Exercise requirements: Would you show every line from the records that holds "args"?

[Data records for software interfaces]
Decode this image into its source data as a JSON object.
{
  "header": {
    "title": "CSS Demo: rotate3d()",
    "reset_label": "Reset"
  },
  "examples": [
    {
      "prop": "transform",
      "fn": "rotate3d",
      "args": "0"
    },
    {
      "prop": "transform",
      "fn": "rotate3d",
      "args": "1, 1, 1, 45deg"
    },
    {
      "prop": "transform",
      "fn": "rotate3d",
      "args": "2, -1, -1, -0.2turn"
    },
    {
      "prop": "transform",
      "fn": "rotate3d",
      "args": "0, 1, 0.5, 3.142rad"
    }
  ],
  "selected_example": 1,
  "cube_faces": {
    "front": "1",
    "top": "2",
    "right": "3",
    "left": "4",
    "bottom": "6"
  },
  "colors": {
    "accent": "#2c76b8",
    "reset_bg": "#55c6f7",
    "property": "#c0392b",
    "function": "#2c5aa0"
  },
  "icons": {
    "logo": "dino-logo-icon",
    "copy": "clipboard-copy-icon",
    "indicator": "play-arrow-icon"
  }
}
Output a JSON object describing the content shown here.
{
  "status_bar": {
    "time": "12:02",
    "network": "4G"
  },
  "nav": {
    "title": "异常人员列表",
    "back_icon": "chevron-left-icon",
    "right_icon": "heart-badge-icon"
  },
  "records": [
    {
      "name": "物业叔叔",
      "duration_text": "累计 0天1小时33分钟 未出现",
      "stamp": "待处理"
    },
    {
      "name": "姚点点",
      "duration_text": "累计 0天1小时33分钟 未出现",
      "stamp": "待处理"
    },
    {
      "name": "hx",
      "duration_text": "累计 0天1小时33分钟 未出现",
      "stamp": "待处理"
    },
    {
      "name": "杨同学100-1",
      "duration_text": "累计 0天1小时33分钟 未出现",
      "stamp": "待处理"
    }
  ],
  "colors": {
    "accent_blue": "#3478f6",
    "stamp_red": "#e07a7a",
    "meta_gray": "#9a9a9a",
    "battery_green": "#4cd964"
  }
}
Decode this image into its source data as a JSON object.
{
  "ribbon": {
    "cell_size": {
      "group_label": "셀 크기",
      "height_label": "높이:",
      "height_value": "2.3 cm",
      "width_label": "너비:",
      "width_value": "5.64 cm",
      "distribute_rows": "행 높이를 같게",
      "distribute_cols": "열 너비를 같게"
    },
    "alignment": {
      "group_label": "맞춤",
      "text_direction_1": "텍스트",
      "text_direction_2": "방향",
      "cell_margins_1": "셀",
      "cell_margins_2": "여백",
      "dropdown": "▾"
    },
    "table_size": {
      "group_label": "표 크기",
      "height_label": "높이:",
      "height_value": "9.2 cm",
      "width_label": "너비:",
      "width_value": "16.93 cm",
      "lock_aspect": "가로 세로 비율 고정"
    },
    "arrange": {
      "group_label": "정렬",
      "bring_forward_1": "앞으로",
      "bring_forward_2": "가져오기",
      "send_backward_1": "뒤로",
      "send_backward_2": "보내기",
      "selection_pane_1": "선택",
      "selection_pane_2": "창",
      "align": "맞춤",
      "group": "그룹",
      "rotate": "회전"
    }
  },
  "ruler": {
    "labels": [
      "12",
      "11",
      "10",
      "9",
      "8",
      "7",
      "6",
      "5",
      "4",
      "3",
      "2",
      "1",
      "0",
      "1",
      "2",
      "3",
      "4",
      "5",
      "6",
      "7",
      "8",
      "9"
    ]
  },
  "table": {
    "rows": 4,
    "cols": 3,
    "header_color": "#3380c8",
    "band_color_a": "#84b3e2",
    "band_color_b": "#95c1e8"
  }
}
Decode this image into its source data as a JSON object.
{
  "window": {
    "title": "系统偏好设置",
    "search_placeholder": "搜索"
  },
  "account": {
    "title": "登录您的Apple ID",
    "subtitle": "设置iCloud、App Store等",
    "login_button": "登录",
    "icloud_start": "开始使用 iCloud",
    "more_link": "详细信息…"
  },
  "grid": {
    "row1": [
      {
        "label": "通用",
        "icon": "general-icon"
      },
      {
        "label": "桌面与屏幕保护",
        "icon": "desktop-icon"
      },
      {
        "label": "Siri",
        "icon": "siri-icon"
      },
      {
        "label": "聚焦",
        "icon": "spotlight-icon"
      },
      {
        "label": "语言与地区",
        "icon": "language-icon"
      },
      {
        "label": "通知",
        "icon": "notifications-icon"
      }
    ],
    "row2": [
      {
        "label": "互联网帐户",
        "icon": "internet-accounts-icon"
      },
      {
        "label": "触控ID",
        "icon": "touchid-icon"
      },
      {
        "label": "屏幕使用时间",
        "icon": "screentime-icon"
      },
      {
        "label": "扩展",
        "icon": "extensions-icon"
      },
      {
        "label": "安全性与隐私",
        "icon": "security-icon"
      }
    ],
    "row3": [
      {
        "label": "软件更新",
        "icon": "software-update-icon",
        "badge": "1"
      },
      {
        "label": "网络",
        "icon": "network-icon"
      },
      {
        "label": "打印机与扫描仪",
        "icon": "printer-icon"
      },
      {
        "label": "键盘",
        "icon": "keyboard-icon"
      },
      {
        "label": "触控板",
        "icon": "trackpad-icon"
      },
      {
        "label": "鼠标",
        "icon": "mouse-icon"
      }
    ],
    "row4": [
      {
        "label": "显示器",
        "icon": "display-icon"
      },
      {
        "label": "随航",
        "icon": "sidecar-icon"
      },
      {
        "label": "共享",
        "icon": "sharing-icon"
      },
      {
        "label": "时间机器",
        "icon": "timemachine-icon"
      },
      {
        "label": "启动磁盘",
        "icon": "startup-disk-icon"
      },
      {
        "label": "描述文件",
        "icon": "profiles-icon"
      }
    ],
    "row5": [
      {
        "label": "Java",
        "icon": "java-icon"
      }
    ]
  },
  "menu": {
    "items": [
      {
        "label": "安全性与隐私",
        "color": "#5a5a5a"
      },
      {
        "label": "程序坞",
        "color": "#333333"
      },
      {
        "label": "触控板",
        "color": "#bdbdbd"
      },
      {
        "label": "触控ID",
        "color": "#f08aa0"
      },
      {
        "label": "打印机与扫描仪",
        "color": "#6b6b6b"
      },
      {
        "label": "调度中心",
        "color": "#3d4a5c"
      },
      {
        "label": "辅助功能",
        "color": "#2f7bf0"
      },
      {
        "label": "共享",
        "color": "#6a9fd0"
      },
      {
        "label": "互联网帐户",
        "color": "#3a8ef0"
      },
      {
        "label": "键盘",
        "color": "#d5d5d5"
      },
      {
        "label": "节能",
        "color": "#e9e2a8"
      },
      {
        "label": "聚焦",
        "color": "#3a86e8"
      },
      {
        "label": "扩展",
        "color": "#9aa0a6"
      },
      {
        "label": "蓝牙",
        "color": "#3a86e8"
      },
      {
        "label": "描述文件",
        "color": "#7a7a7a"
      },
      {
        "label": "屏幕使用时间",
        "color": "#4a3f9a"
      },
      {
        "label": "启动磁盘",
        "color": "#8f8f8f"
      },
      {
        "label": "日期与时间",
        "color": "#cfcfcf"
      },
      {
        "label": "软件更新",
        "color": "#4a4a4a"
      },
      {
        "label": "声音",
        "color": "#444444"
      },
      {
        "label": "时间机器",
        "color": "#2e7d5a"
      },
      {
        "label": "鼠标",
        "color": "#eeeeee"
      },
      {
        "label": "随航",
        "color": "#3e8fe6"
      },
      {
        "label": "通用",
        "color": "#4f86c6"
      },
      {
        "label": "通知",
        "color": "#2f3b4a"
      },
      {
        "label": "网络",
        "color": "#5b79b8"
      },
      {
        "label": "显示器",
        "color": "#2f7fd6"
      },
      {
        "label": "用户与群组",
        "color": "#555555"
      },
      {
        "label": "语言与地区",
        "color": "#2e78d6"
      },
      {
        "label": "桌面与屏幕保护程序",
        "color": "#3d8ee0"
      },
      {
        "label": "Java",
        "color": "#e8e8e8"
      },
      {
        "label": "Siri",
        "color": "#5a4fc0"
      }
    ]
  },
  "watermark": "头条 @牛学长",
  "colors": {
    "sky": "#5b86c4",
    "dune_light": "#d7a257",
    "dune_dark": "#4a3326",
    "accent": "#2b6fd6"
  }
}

The answer:
      "args": "0"
      "args": "1, 1, 1, 45deg"
      "args": "2, -1, -1, -0.2turn"
      "args": "0, 1, 0.5, 3.142rad"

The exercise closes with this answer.